* **BRIEF**:
Verbatim copy without pictures. Please print every entry as it stands.
+++ MATERIAL TO PROCESS
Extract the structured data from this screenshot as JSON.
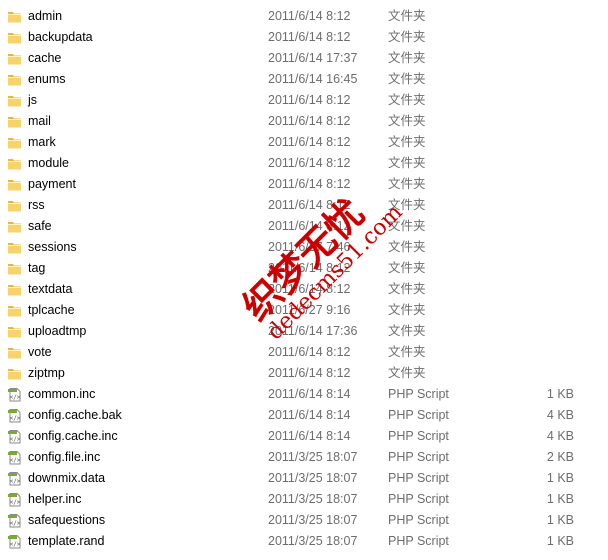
{
  "files": [
    {
      "name": "admin",
      "date": "2011/6/14 8:12",
      "type": "文件夹",
      "size": "",
      "icon": "folder"
    },
    {
      "name": "backupdata",
      "date": "2011/6/14 8:12",
      "type": "文件夹",
      "size": "",
      "icon": "folder"
    },
    {
      "name": "cache",
      "date": "2011/6/14 17:37",
      "type": "文件夹",
      "size": "",
      "icon": "folder"
    },
    {
      "name": "enums",
      "date": "2011/6/14 16:45",
      "type": "文件夹",
      "size": "",
      "icon": "folder"
    },
    {
      "name": "js",
      "date": "2011/6/14 8:12",
      "type": "文件夹",
      "size": "",
      "icon": "folder"
    },
    {
      "name": "mail",
      "date": "2011/6/14 8:12",
      "type": "文件夹",
      "size": "",
      "icon": "folder"
    },
    {
      "name": "mark",
      "date": "2011/6/14 8:12",
      "type": "文件夹",
      "size": "",
      "icon": "folder"
    },
    {
      "name": "module",
      "date": "2011/6/14 8:12",
      "type": "文件夹",
      "size": "",
      "icon": "folder"
    },
    {
      "name": "payment",
      "date": "2011/6/14 8:12",
      "type": "文件夹",
      "size": "",
      "icon": "folder"
    },
    {
      "name": "rss",
      "date": "2011/6/14 8:12",
      "type": "文件夹",
      "size": "",
      "icon": "folder"
    },
    {
      "name": "safe",
      "date": "2011/6/14 8:12",
      "type": "文件夹",
      "size": "",
      "icon": "folder"
    },
    {
      "name": "sessions",
      "date": "2011/6/27 7:46",
      "type": "文件夹",
      "size": "",
      "icon": "folder"
    },
    {
      "name": "tag",
      "date": "2011/6/14 8:12",
      "type": "文件夹",
      "size": "",
      "icon": "folder"
    },
    {
      "name": "textdata",
      "date": "2011/6/14 8:12",
      "type": "文件夹",
      "size": "",
      "icon": "folder"
    },
    {
      "name": "tplcache",
      "date": "2011/6/27 9:16",
      "type": "文件夹",
      "size": "",
      "icon": "folder"
    },
    {
      "name": "uploadtmp",
      "date": "2011/6/14 17:36",
      "type": "文件夹",
      "size": "",
      "icon": "folder"
    },
    {
      "name": "vote",
      "date": "2011/6/14 8:12",
      "type": "文件夹",
      "size": "",
      "icon": "folder"
    },
    {
      "name": "ziptmp",
      "date": "2011/6/14 8:12",
      "type": "文件夹",
      "size": "",
      "icon": "folder"
    },
    {
      "name": "common.inc",
      "date": "2011/6/14 8:14",
      "type": "PHP Script",
      "size": "1 KB",
      "icon": "php"
    },
    {
      "name": "config.cache.bak",
      "date": "2011/6/14 8:14",
      "type": "PHP Script",
      "size": "4 KB",
      "icon": "php"
    },
    {
      "name": "config.cache.inc",
      "date": "2011/6/14 8:14",
      "type": "PHP Script",
      "size": "4 KB",
      "icon": "php"
    },
    {
      "name": "config.file.inc",
      "date": "2011/3/25 18:07",
      "type": "PHP Script",
      "size": "2 KB",
      "icon": "php"
    },
    {
      "name": "downmix.data",
      "date": "2011/3/25 18:07",
      "type": "PHP Script",
      "size": "1 KB",
      "icon": "php"
    },
    {
      "name": "helper.inc",
      "date": "2011/3/25 18:07",
      "type": "PHP Script",
      "size": "1 KB",
      "icon": "php"
    },
    {
      "name": "safequestions",
      "date": "2011/3/25 18:07",
      "type": "PHP Script",
      "size": "1 KB",
      "icon": "php"
    },
    {
      "name": "template.rand",
      "date": "2011/3/25 18:07",
      "type": "PHP Script",
      "size": "1 KB",
      "icon": "php"
    }
  ],
  "watermark": {
    "line1": "织梦无忧",
    "line2": "dedecms51.com",
    "color": "#cc0000"
  }
}
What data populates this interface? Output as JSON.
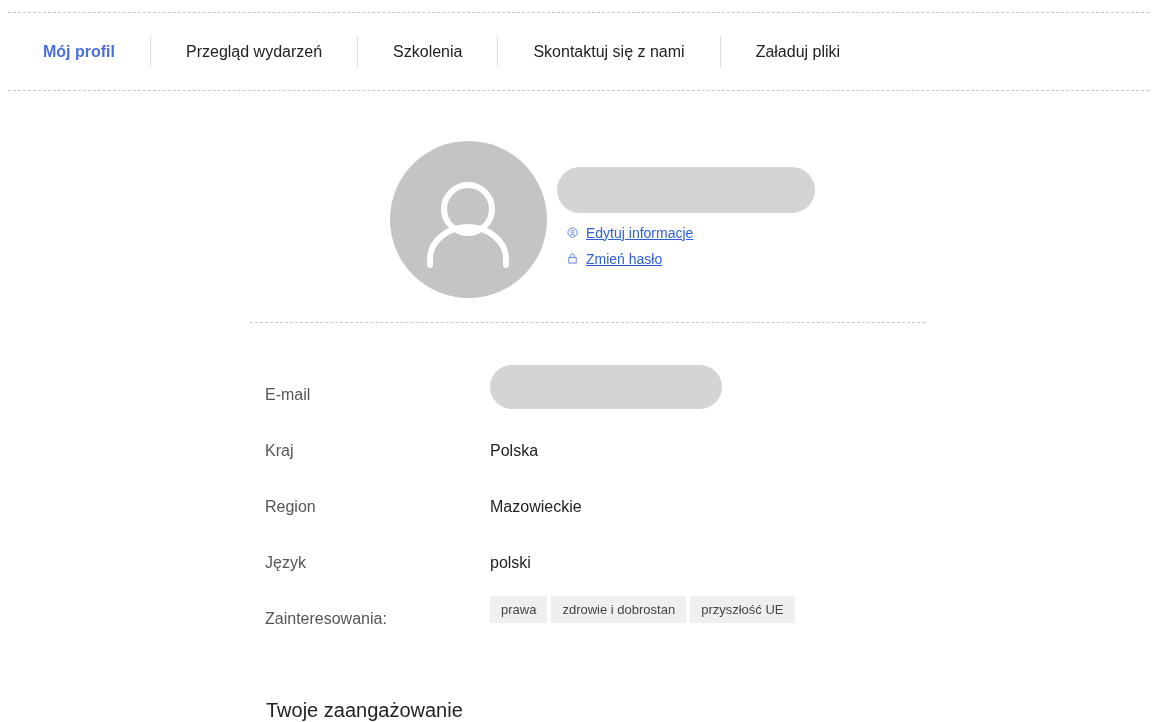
{
  "tabs": [
    {
      "label": "Mój profil",
      "selected": true
    },
    {
      "label": "Przegląd wydarzeń",
      "selected": false
    },
    {
      "label": "Szkolenia",
      "selected": false
    },
    {
      "label": "Skontaktuj się z nami",
      "selected": false
    },
    {
      "label": "Załaduj pliki",
      "selected": false
    }
  ],
  "profile": {
    "links": [
      {
        "kind": "edit",
        "label": "Edytuj informacje"
      },
      {
        "kind": "password",
        "label": "Zmień hasło"
      }
    ]
  },
  "fields": [
    {
      "label": "E-mail",
      "kind": "redacted"
    },
    {
      "label": "Kraj",
      "kind": "text",
      "value": "Polska"
    },
    {
      "label": "Region",
      "kind": "text",
      "value": "Mazowieckie"
    },
    {
      "label": "Język",
      "kind": "text",
      "value": "polski"
    },
    {
      "label": "Zainteresowania:",
      "kind": "tags",
      "tags": [
        "prawa",
        "zdrowie i dobrostan",
        "przyszłość UE"
      ]
    }
  ],
  "section_title": "Twoje zaangażowanie"
}
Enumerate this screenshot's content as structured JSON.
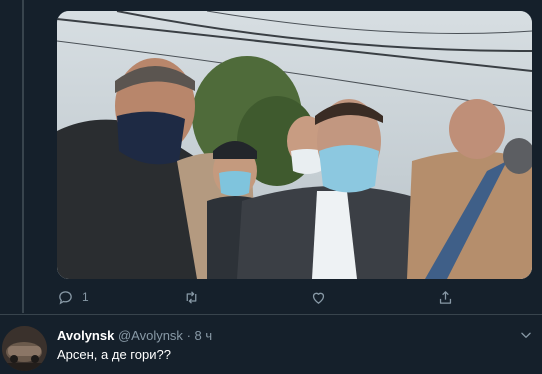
{
  "tweet": {
    "reply_count": "1",
    "retweet_count": "",
    "like_count": ""
  },
  "reply": {
    "name": "Avolynsk",
    "handle": "@Avolynsk",
    "separator": "·",
    "time": "8 ч",
    "text": "Арсен, а де гори??"
  },
  "colors": {
    "background": "#15202b",
    "secondary_text": "#8899a6",
    "border": "#38444d"
  },
  "icons": {
    "reply": "reply-icon",
    "retweet": "retweet-icon",
    "like": "heart-icon",
    "share": "share-icon",
    "more": "chevron-down-icon"
  }
}
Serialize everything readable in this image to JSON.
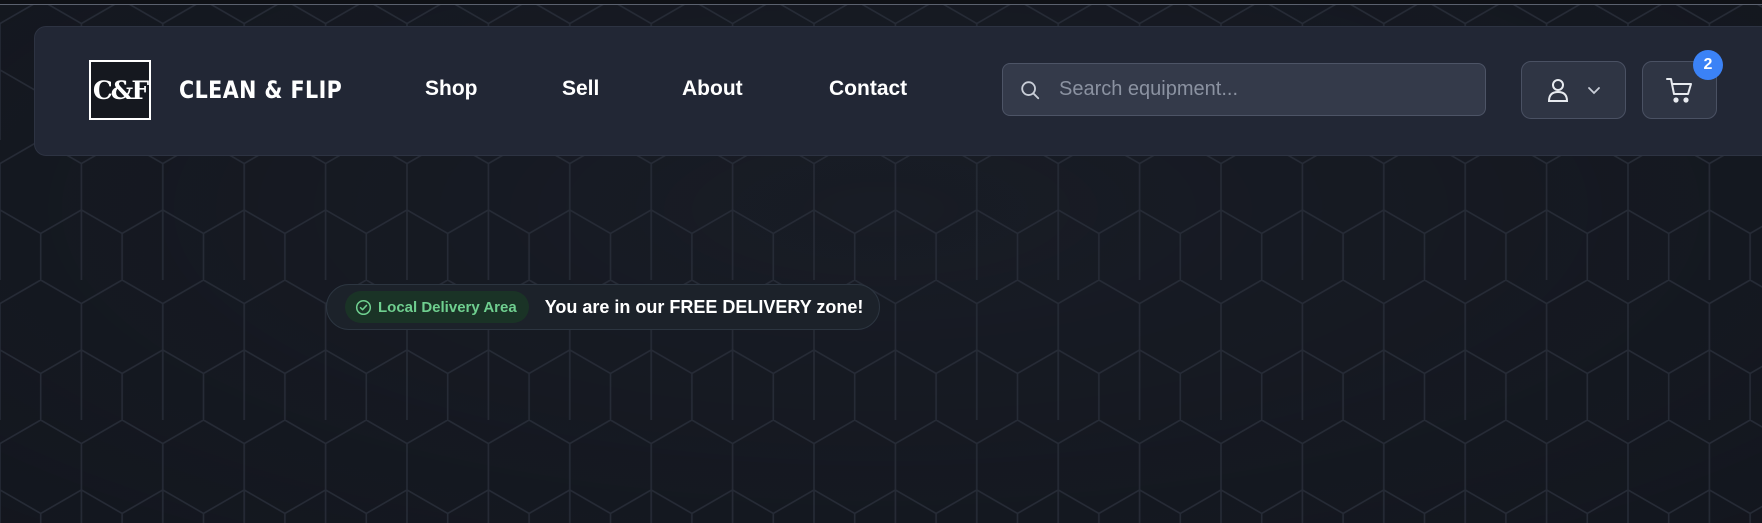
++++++
* **RESPONSE TO THIS TASK**:
Extract the structured data from this screenshot as JSON.
{
  "files": [
    {
      "name": "admin",
      "date": "2011/6/14 8:12",
      "type": "文件夹",
      "size": "",
      "icon": "folder"
    },
    {
      "name": "backupdata",
      "date": "2011/6/14 8:12",
      "type": "文件夹",
      "size": "",
      "icon": "folder"
    },
    {
      "name": "cache",
      "date": "2011/6/14 17:37",
      "type": "文件夹",
      "size": "",
      "icon": "folder"
    },
    {
      "name": "enums",
      "date": "2011/6/14 16:45",
      "type": "文件夹",
      "size": "",
      "icon": "folder"
    },
    {
      "name": "js",
      "date": "2011/6/14 8:12",
      "type": "文件夹",
      "size": "",
      "icon": "folder"
    },
    {
      "name": "mail",
      "date": "2011/6/14 8:12",
      "type": "文件夹",
      "size": "",
      "icon": "folder"
    },
    {
      "name": "mark",
      "date": "2011/6/14 8:12",
      "type": "文件夹",
      "size": "",
      "icon": "folder"
    },
    {
      "name": "module",
      "date": "2011/6/14 8:12",
      "type": "文件夹",
      "size": "",
      "icon": "folder"
    },
    {
      "name": "payment",
      "date": "2011/6/14 8:12",
      "type": "文件夹",
      "size": "",
      "icon": "folder"
    },
    {
      "name": "rss",
      "date": "2011/6/14 8:12",
      "type": "文件夹",
      "size": "",
      "icon": "folder"
    },
    {
      "name": "safe",
      "date": "2011/6/14 8:12",
      "type": "文件夹",
      "size": "",
      "icon": "folder"
    },
    {
      "name": "sessions",
      "date": "2011/6/27 7:46",
      "type": "文件夹",
      "size": "",
      "icon": "folder"
    },
    {
      "name": "tag",
      "date": "2011/6/14 8:12",
      "type": "文件夹",
      "size": "",
      "icon": "folder"
    },
    {
      "name": "textdata",
      "date": "2011/6/14 8:12",
      "type": "文件夹",
      "size": "",
      "icon": "folder"
    },
    {
      "name": "tplcache",
      "date": "2011/6/27 9:16",
      "type": "文件夹",
      "size": "",
      "icon": "folder"
    },
    {
      "name": "uploadtmp",
      "date": "2011/6/14 17:36",
      "type": "文件夹",
      "size": "",
      "icon": "folder"
    },
    {
      "name": "vote",
      "date": "2011/6/14 8:12",
      "type": "文件夹",
      "size": "",
      "icon": "folder"
    },
    {
      "name": "ziptmp",
      "date": "2011/6/14 8:12",
      "type": "文件夹",
      "size": "",
      "icon": "folder"
    },
    {
      "name": "common.inc",
      "date": "2011/6/14 8:14",
      "type": "PHP Script",
      "size": "1 KB",
      "icon": "php"
    },
    {
      "name": "config.cache.bak",
      "date": "2011/6/14 8:14",
      "type": "PHP Script",
      "size": "4 KB",
      "icon": "php"
    },
    {
      "name": "config.cache.inc",
      "date": "2011/6/14 8:14",
      "type": "PHP Script",
      "size": "4 KB",
      "icon": "php"
    },
    {
      "name": "config.file.inc",
      "date": "2011/3/25 18:07",
      "type": "PHP Script",
      "size": "2 KB",
      "icon": "php"
    },
    {
      "name": "downmix.data",
      "date": "2011/3/25 18:07",
      "type": "PHP Script",
      "size": "1 KB",
      "icon": "php"
    },
    {
      "name": "helper.inc",
      "date": "2011/3/25 18:07",
      "type": "PHP Script",
      "size": "1 KB",
      "icon": "php"
    },
    {
      "name": "safequestions",
      "date": "2011/3/25 18:07",
      "type": "PHP Script",
      "size": "1 KB",
      "icon": "php"
    },
    {
      "name": "template.rand",
      "date": "2011/3/25 18:07",
      "type": "PHP Script",
      "size": "1 KB",
      "icon": "php"
    }
  ],
  "watermark": {
    "line1": "织梦无忧",
    "line2": "dedecms51.com",
    "color": "#cc0000"
  }
}
What data populates this interface? Output as JSON.
{
  "tabs": [
    {
      "label": "Mój profil",
      "selected": true
    },
    {
      "label": "Przegląd wydarzeń",
      "selected": false
    },
    {
      "label": "Szkolenia",
      "selected": false
    },
    {
      "label": "Skontaktuj się z nami",
      "selected": false
    },
    {
      "label": "Załaduj pliki",
      "selected": false
    }
  ],
  "profile": {
    "links": [
      {
        "kind": "edit",
        "label": "Edytuj informacje"
      },
      {
        "kind": "password",
        "label": "Zmień hasło"
      }
    ]
  },
  "fields": [
    {
      "label": "E-mail",
      "kind": "redacted"
    },
    {
      "label": "Kraj",
      "kind": "text",
      "value": "Polska"
    },
    {
      "label": "Region",
      "kind": "text",
      "value": "Mazowieckie"
    },
    {
      "label": "Język",
      "kind": "text",
      "value": "polski"
    },
    {
      "label": "Zainteresowania:",
      "kind": "tags",
      "tags": [
        "prawa",
        "zdrowie i dobrostan",
        "przyszłość UE"
      ]
    }
  ],
  "section_title": "Twoje zaangażowanie"
}
Enumerate this screenshot's content as structured JSON.
{
  "tweet": {
    "reply_count": "1",
    "retweet_count": "",
    "like_count": ""
  },
  "reply": {
    "name": "Avolynsk",
    "handle": "@Avolynsk",
    "separator": "·",
    "time": "8 ч",
    "text": "Арсен, а де гори??"
  },
  "colors": {
    "background": "#15202b",
    "secondary_text": "#8899a6",
    "border": "#38444d"
  },
  "icons": {
    "reply": "reply-icon",
    "retweet": "retweet-icon",
    "like": "heart-icon",
    "share": "share-icon",
    "more": "chevron-down-icon"
  }
}
Serialize everything readable in this image to JSON.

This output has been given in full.